• **TASK REQUIREMENTS**
Below is a listing. Gather each line of it that contains "JSON".
Segment Open
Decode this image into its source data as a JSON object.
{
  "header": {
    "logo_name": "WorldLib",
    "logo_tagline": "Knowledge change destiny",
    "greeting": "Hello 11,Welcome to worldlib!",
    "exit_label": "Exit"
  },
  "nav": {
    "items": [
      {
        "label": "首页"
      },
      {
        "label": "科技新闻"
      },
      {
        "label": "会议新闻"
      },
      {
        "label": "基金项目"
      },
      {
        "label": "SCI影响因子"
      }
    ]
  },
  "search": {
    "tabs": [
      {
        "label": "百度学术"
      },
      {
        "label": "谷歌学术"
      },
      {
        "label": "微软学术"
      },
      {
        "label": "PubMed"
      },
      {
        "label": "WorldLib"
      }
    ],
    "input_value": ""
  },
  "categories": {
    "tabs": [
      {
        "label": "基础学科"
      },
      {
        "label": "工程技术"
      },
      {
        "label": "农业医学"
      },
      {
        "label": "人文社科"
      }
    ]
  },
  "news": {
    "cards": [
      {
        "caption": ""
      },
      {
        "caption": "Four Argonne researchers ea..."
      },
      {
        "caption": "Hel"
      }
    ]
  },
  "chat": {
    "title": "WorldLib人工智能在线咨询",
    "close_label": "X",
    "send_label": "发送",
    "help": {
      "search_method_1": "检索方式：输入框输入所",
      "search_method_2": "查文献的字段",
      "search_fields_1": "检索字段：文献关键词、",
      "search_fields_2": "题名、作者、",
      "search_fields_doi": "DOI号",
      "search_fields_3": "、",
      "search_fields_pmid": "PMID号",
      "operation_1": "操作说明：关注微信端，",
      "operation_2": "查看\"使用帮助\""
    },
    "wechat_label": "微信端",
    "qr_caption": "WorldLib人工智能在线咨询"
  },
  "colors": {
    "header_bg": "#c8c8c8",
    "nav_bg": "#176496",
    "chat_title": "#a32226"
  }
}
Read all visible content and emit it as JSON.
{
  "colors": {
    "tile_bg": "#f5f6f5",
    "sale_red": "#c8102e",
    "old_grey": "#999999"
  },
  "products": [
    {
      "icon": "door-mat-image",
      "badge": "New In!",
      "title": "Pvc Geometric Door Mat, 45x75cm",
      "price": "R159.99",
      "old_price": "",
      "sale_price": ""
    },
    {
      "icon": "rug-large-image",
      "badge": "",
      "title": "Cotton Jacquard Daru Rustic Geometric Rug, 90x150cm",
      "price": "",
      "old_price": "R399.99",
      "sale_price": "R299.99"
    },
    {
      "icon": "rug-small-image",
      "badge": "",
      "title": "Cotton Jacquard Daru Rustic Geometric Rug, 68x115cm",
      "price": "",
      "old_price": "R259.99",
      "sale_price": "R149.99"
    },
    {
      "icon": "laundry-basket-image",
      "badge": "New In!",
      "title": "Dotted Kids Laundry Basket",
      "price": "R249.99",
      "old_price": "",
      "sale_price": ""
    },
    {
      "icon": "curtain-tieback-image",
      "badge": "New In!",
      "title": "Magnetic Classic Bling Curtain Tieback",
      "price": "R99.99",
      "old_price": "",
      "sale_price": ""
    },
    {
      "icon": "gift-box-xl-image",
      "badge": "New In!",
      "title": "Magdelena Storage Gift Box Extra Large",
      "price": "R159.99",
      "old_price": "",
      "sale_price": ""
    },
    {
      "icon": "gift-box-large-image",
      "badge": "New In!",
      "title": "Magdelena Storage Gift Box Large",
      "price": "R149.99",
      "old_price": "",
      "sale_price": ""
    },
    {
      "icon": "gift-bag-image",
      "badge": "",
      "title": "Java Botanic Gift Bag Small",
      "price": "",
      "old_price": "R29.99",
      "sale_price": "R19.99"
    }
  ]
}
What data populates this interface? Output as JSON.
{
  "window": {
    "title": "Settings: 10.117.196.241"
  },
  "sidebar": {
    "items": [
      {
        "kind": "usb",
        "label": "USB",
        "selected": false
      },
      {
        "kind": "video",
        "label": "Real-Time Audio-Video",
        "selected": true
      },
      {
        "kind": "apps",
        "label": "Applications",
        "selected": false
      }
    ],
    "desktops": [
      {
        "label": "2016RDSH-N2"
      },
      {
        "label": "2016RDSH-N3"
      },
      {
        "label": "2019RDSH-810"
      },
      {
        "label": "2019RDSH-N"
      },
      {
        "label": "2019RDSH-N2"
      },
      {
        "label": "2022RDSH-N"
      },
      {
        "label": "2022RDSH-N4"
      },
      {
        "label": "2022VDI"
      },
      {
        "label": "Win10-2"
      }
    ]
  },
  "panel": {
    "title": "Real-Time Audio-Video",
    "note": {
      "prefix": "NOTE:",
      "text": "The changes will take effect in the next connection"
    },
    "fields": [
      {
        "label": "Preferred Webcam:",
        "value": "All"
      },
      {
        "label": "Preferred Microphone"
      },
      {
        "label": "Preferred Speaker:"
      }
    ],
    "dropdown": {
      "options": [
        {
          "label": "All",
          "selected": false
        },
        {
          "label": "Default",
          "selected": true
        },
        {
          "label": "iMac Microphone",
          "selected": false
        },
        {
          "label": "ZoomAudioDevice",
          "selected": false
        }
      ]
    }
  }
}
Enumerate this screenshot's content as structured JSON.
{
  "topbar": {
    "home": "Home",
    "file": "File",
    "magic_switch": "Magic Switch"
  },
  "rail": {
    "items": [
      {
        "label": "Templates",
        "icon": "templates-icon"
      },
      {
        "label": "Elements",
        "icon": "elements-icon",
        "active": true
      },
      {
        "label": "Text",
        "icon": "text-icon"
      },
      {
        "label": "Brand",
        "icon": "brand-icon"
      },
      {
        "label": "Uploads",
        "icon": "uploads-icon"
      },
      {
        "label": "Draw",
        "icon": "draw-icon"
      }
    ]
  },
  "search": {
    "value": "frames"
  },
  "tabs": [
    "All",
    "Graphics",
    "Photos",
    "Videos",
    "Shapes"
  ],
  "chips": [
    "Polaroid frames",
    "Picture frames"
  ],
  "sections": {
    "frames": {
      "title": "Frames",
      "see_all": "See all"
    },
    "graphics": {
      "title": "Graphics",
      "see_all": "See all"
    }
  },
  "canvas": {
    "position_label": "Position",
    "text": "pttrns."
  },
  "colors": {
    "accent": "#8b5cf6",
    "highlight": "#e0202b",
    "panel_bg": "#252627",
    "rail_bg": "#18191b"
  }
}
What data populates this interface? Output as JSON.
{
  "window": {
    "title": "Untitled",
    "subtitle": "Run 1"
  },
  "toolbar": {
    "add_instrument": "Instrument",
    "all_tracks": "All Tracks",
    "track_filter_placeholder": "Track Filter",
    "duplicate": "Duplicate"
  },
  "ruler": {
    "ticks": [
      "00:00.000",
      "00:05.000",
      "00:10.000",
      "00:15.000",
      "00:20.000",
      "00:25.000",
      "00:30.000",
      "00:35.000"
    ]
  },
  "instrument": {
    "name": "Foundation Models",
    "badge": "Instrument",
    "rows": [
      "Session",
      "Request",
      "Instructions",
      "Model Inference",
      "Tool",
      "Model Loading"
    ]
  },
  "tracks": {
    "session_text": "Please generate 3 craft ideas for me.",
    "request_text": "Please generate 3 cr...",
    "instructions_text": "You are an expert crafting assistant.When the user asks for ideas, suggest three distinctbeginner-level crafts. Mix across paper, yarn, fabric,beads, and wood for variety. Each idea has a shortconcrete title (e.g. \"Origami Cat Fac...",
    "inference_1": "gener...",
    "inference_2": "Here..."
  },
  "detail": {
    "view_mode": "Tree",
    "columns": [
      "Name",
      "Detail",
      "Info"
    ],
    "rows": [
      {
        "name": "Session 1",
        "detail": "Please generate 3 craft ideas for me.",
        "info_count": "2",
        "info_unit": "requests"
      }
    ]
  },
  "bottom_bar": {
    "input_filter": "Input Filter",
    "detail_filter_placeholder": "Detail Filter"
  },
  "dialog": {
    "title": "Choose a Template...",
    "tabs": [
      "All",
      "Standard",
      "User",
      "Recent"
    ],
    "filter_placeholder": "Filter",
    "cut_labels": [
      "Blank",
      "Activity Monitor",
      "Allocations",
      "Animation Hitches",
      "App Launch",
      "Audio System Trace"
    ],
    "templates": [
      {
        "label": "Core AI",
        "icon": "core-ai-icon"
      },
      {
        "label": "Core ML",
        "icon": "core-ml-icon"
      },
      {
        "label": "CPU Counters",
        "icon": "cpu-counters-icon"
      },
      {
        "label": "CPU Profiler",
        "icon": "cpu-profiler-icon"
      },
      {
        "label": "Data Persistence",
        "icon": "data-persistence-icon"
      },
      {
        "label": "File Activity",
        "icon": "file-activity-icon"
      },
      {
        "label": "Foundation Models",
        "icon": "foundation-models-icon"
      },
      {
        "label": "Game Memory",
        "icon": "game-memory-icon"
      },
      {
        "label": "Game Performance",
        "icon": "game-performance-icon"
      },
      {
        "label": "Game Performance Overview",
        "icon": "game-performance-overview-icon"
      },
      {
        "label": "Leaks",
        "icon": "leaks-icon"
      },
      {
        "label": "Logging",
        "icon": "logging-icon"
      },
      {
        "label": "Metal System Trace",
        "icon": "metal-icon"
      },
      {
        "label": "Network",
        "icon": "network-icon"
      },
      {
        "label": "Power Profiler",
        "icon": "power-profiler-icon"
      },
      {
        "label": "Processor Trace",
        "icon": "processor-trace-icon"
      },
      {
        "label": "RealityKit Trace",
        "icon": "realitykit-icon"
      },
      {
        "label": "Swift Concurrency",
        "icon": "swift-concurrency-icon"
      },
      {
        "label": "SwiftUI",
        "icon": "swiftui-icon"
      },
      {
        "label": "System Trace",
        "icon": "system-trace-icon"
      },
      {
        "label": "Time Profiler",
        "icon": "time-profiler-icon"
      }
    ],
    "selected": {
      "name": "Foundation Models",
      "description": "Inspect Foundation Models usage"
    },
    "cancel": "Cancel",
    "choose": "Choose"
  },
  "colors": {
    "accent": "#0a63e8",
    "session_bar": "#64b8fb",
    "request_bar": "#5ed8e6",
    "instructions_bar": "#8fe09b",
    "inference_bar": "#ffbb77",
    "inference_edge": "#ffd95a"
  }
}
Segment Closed
• **OUTPUT FOR THIS TASK**
Decode this image into its source data as a JSON object.
Read all visible content and emit it as JSON.
What data populates this interface? Output as JSON.
Enumerate this screenshot's content as structured JSON.
What data populates this interface? Output as JSON.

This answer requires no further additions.